From Sky: Week Ten Response

I knew it. From that first note to be honest. All I could think of after that drop ten seconds in was, FAB’s “Ghostride the Whip”. But how did I know? Well, I guess I’ll answer that in a second.

Frist, be forewarned that I really want to use the word hyphy, but that I am not exactly sure this applies or, for that matter, if hyphy is still a thing. So I won’t go there. Ha, I guess that’s kinda the story of my life–when it comes to this Music Monday that is–terminology.


What really made me %100 positive that this was some Bay Area noise was that beat. There is a distinctive sound that comes from The Bay, much like there’s a distinctive southern sound or a distinctive sound in drill. (See? Tied mine in with yours!) At first I thought that it probably didn’t have much to do with the lyrical content. Where some areas and genres are associated with their lyrics or their flows, other are associated with their beats. I feel like Bay area hip hop is one of the more easily distinguishable regions.

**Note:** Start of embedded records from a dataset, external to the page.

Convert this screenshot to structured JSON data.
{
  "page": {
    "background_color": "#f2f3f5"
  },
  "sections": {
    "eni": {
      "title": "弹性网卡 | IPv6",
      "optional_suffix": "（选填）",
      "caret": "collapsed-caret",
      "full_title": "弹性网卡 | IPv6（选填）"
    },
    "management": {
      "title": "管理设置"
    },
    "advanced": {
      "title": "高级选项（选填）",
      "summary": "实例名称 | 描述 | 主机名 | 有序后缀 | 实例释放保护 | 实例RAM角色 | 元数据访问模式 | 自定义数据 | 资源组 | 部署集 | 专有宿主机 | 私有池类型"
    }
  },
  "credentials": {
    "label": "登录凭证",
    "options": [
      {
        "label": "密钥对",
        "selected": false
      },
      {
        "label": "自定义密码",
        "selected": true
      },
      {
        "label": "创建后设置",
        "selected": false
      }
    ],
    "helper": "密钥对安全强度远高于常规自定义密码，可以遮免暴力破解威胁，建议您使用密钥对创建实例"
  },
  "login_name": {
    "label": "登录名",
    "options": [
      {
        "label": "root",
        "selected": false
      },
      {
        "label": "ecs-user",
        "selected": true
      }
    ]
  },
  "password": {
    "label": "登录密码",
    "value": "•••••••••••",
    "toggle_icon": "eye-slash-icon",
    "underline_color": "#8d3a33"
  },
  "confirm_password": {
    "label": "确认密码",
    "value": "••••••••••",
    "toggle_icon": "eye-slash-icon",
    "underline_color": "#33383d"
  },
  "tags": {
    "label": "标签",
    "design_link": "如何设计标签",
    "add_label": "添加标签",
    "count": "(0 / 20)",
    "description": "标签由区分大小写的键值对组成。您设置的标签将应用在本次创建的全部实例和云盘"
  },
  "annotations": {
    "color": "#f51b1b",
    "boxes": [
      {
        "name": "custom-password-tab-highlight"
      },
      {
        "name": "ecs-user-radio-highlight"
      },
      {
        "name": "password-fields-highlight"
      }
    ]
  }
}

But back to FAB. So, I’m sure you’ve heard it, but here it is:

Ghost Ride It.

Now, I haven’t spent much time in California, and I have never been to NYC, but one of the biggest critiques I hear from people from NY about CA is that you can’t walk anywhere. In NYC you could walk all around the city, take public transit, and that there is no need for a car. I mean, can you imagine owning a car in Seoul? I mean, why?! Now, I realize the Bay is a little different. I have spent some time in San Francisco and it is accessible by foot and of course the BART, but I think there’s a California mindset here. Cars. I mean, “Ghost Ride It” is all about cars. Granted, yes, a lot of hip hop is car oriented. MMG? I mean, one of the reason I know about Bentley’s and Maybacks are because of hip hop. Now, if we look it NY hip hop for example, we hear rapper spit about cars much less than they do on the west coast and in the south. Cadillacs make me think of OutKast. Granted I don’t automatically associate a specific type of car with California and west coast rap, but I do associate it with cars. Maybe it’s because a car in a necessity on the west. I mean, can you imagine how difficult it’d be to live in California without a whip? So I think there’s something there.

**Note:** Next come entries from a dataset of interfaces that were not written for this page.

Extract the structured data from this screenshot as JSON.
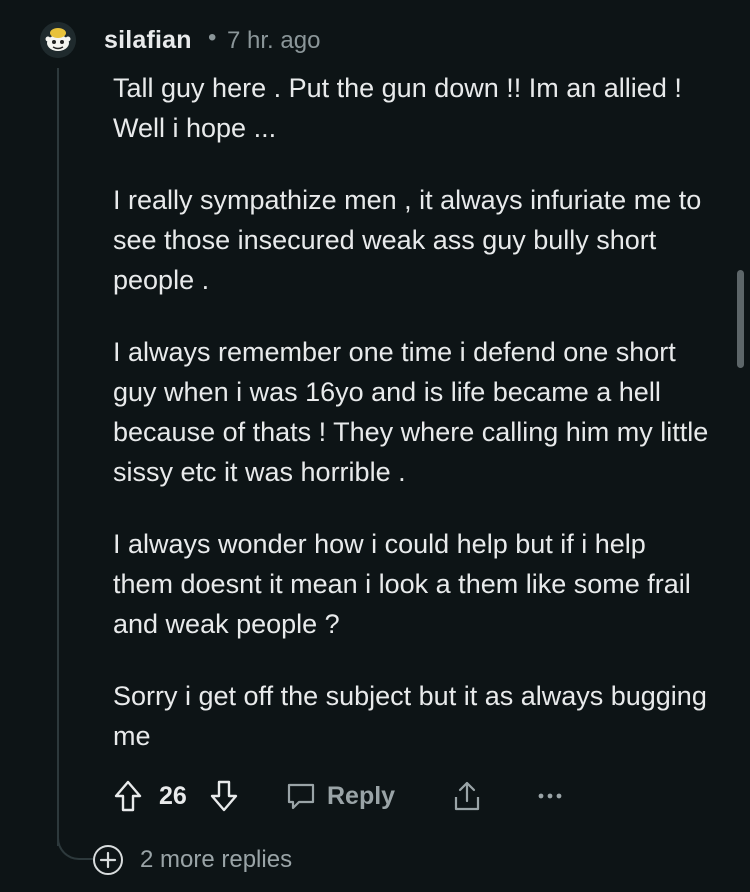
{
  "comment": {
    "username": "silafian",
    "separator": "•",
    "timestamp": "7 hr. ago",
    "paragraphs": [
      "Tall guy here . Put the gun down !! Im an allied ! Well i hope ...",
      "I really sympathize men , it always infuriate me to see those insecured weak ass guy bully short people .",
      "I always remember one time i defend one short guy when i was 16yo and is life became a hell because of thats ! They where calling him my little sissy etc it was horrible .",
      "I always wonder how i could help but if i help them doesnt it mean i look a them like some frail and weak people ?",
      "Sorry i get off the subject but it as always bugging me"
    ],
    "actions": {
      "vote_count": "26",
      "reply_label": "Reply"
    },
    "more_replies_label": "2 more replies"
  },
  "icons": {
    "avatar": "snoo-avatar-icon",
    "upvote": "upvote-arrow-icon",
    "downvote": "downvote-arrow-icon",
    "reply": "speech-bubble-icon",
    "share": "share-icon",
    "more": "ellipsis-icon",
    "expand": "plus-circle-icon"
  },
  "colors": {
    "background": "#0d1416",
    "text": "#e8eaeb",
    "muted": "#8b9699",
    "thread_line": "#2d393c"
  }
}
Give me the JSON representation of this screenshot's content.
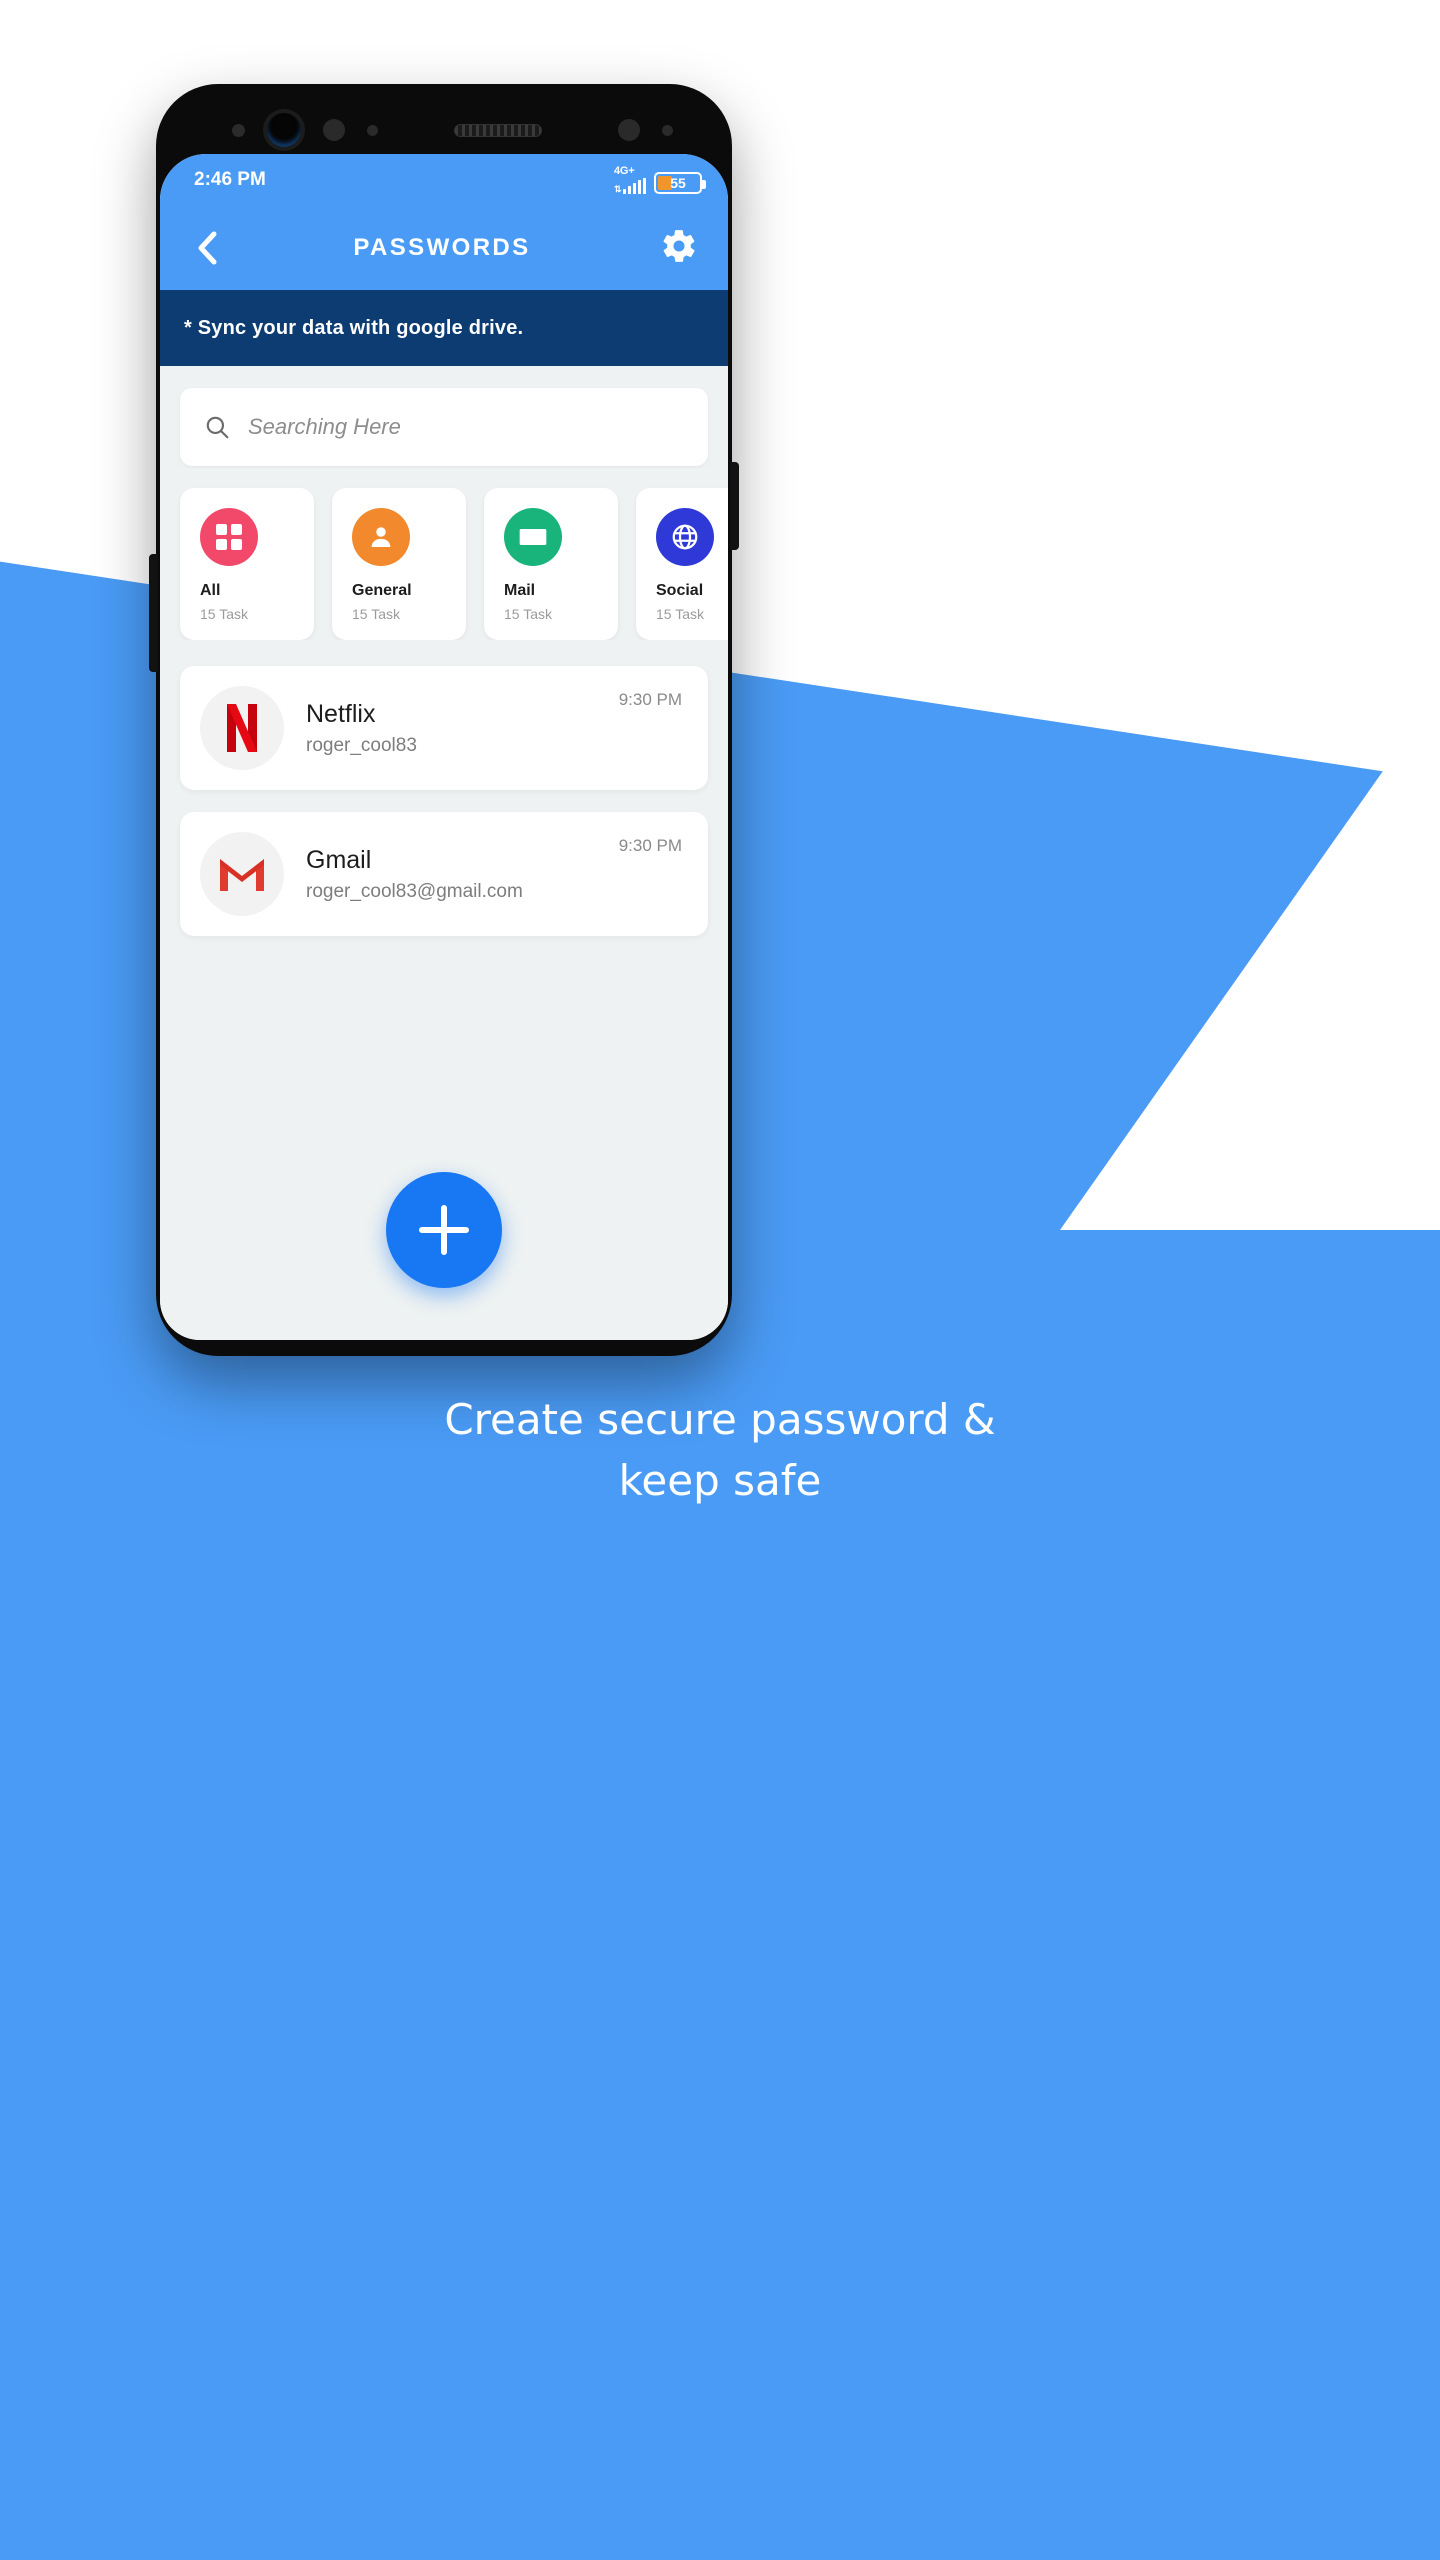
{
  "status_bar": {
    "time": "2:46 PM",
    "network_label": "4G+",
    "battery_percent": "55",
    "signal_icon": "signal-bars-icon",
    "battery_icon": "battery-icon"
  },
  "app_bar": {
    "back_icon": "chevron-left-icon",
    "title": "PASSWORDS",
    "settings_icon": "gear-icon"
  },
  "sync_banner": {
    "text": "* Sync your data with google drive."
  },
  "search": {
    "placeholder": "Searching Here",
    "icon": "search-icon"
  },
  "categories": [
    {
      "name": "All",
      "count": "15 Task",
      "color": "#f2496b",
      "icon": "grid-icon"
    },
    {
      "name": "General",
      "count": "15 Task",
      "color": "#f2892c",
      "icon": "person-icon"
    },
    {
      "name": "Mail",
      "count": "15 Task",
      "color": "#18b47c",
      "icon": "envelope-icon"
    },
    {
      "name": "Social",
      "count": "15 Task",
      "color": "#2f39d8",
      "icon": "globe-icon"
    }
  ],
  "passwords": [
    {
      "title": "Netflix",
      "username": "roger_cool83",
      "time": "9:30 PM",
      "logo": "netflix-logo"
    },
    {
      "title": "Gmail",
      "username": "roger_cool83@gmail.com",
      "time": "9:30 PM",
      "logo": "gmail-logo"
    }
  ],
  "fab": {
    "icon": "plus-icon"
  },
  "promo": {
    "line1": "Create secure password &",
    "line2": "keep safe"
  },
  "colors": {
    "accent": "#4a9bf5",
    "banner": "#0d3c73",
    "fab": "#1877f2",
    "screen_bg": "#eef2f2"
  }
}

To be honest though, I know why I can’t quite pin it down–lack of terminology. I don’t have the vocabulary to tell you what it is in the music that makes me automatically associate it with the Bay. I’m sure there’s a word, or a term, that someone could use to more articulate what I know I hear. I don’t know it. Maybe you do. Maybe you can help me out here.

On a final note. I fucking love Sage’s voice. I had known of IamSu! and have listened to his most recent mixtape. I am looking forward to Remember Me dropping on the 25th. Looking forward to more from this guy.

Great pick ‘cole.


From ‘Cole: Week Ten Response

This week is going to be short and sweet for two reasons: one, I am stuck at the airport for my fifth hour and want to make the most of my time and two: I’m writing on my cell phone so be prepared for some interesting autocorrectisms.

I’m also going to be discussing something that has been less of a concern for the majority of by posts in the past, which is form.


I’m really concerned more with Chief Keef’s artistry when it comes to his inflection and cadence. Most songs have a rise and fall, a sort of build up and climax (the best examples of these are, I think, in dubstep WAIT FOR THE DROP). But Keef manages to keep everything level the whole way through. Which is interesting. It’s almost like he’s defying the way we expect a song to be structured.

Defying the establishment is nothing new for hip hop, so the fact that he’s playing with the status quo is not surprising. But it’s very intelligent the way he does it. Making a song with no discernible chorus and no rising or falling action creates an ambience different from what we were previously exposed to.

You said to do no research so I didn’t. But I am interested in the fact that this is a genre. Is it a genre of songs that are all consistent cadences? Are they all pretty much party or brag tracks? Which artists gravitate toward his particular medium? Is there anything in particular in common with these artists, place or maybe content?

See, this is what happens when you don’t let me use the internets. ^^

From Sky: Week Ten – Chiraq pt. I

Alright, I’ve been waiting to discuss this artist and this sub-genre for some time now but I didn’t quite know how to go about it. Now I do.

I’m not going to give too much away this week. It’s simple. I want you to listen to the two tracks below and I want to know what you think of them.

One catch. Absolutely NO research. Not this week. Simply watch the tracks. Break them down. Do you. No research though. None. You are allow to look at lyrics, but I’d prefer not RapGenius.

This is Chief Keef. This is drill. This is Chicago. Or as they call it there, Chiraq.

From ‘Cole: Week X – Who? What? Where? Week

Sometimes my assertion that every work has a piece of the zeitgeist comes back to haunt me. But I swear and stand by it.

By which I mean, sometimes I can’t quite find it. But I feel like it’s there.

This week, I’m asking you to listen to the first thirty seconds of this song, and tell me where he’s from.

Then, listen to the rest of the song and ask yourself,
how did you know?